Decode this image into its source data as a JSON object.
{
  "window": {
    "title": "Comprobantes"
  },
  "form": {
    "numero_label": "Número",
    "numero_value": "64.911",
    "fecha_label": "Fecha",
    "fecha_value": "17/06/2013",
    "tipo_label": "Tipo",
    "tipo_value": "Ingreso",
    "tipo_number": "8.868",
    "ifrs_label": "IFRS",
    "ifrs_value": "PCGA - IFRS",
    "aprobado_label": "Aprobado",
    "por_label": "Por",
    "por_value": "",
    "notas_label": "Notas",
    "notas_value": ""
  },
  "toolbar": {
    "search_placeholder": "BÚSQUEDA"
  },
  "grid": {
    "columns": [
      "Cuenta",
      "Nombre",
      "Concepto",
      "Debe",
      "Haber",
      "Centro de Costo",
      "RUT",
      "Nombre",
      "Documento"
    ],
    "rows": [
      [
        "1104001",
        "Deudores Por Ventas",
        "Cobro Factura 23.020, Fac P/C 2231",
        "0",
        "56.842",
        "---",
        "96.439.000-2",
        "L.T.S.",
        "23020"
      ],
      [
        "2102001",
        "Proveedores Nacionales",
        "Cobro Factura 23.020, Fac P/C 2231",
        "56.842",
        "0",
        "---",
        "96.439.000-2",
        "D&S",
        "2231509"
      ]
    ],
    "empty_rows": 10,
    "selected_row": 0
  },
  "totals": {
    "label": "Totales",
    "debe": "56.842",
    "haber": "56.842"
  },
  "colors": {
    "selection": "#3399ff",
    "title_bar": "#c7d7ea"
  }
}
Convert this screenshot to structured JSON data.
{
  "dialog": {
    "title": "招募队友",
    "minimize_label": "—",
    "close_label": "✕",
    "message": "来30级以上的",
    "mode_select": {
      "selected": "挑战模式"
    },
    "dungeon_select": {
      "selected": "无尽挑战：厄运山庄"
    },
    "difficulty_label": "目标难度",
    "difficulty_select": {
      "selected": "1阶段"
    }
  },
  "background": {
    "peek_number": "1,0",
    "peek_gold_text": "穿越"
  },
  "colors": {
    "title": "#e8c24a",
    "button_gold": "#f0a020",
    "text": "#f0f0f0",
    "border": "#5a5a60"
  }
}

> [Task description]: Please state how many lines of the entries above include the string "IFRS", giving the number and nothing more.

> [Exercise result]: 2